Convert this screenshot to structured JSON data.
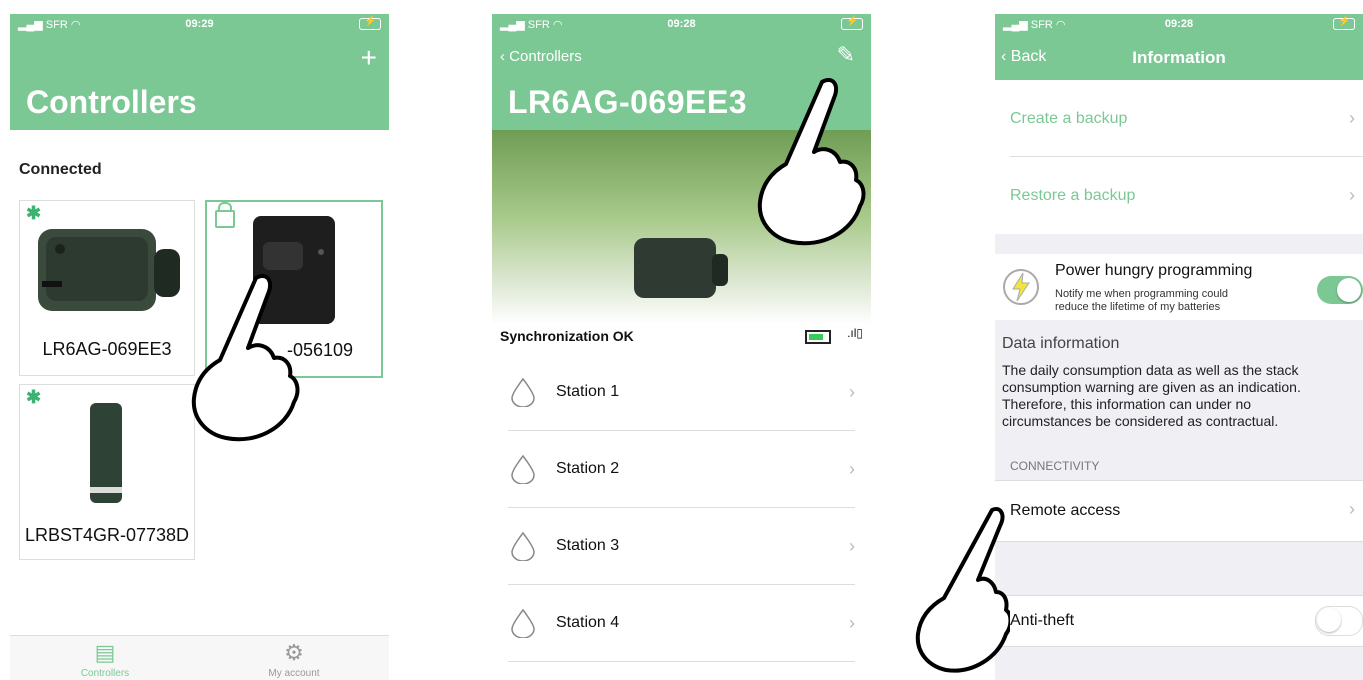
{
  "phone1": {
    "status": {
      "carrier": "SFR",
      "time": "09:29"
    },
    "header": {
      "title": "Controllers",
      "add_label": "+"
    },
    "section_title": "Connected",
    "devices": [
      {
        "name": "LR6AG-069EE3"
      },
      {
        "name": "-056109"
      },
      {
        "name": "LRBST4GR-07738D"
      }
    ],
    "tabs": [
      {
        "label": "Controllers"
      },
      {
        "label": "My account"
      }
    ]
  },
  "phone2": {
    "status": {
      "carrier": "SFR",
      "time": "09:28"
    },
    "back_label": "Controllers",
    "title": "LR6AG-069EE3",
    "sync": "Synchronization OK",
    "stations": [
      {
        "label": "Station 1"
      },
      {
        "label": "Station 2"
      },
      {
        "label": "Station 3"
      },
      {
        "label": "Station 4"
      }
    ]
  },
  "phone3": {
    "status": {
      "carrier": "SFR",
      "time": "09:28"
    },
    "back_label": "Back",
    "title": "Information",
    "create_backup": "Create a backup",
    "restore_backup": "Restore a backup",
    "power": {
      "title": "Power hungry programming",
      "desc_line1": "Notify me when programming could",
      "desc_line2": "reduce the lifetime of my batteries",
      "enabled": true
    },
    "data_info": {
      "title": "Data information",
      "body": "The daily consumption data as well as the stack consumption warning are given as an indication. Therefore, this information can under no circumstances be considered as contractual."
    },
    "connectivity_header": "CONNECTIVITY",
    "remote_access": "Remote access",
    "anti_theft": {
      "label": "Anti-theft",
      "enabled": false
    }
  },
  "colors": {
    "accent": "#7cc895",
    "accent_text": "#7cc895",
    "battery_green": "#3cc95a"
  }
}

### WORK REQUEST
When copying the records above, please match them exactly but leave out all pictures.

### YOUR RESPONSE
Convert this screenshot to structured JSON data.
{
  "phone1": {
    "status": {
      "carrier": "SFR",
      "time": "09:29"
    },
    "header": {
      "title": "Controllers",
      "add_label": "+"
    },
    "section_title": "Connected",
    "devices": [
      {
        "name": "LR6AG-069EE3"
      },
      {
        "name": "-056109"
      },
      {
        "name": "LRBST4GR-07738D"
      }
    ],
    "tabs": [
      {
        "label": "Controllers"
      },
      {
        "label": "My account"
      }
    ]
  },
  "phone2": {
    "status": {
      "carrier": "SFR",
      "time": "09:28"
    },
    "back_label": "Controllers",
    "title": "LR6AG-069EE3",
    "sync": "Synchronization OK",
    "stations": [
      {
        "label": "Station 1"
      },
      {
        "label": "Station 2"
      },
      {
        "label": "Station 3"
      },
      {
        "label": "Station 4"
      }
    ]
  },
  "phone3": {
    "status": {
      "carrier": "SFR",
      "time": "09:28"
    },
    "back_label": "Back",
    "title": "Information",
    "create_backup": "Create a backup",
    "restore_backup": "Restore a backup",
    "power": {
      "title": "Power hungry programming",
      "desc_line1": "Notify me when programming could",
      "desc_line2": "reduce the lifetime of my batteries",
      "enabled": true
    },
    "data_info": {
      "title": "Data information",
      "body": "The daily consumption data as well as the stack consumption warning are given as an indication. Therefore, this information can under no circumstances be considered as contractual."
    },
    "connectivity_header": "CONNECTIVITY",
    "remote_access": "Remote access",
    "anti_theft": {
      "label": "Anti-theft",
      "enabled": false
    }
  },
  "colors": {
    "accent": "#7cc895",
    "accent_text": "#7cc895",
    "battery_green": "#3cc95a"
  }
}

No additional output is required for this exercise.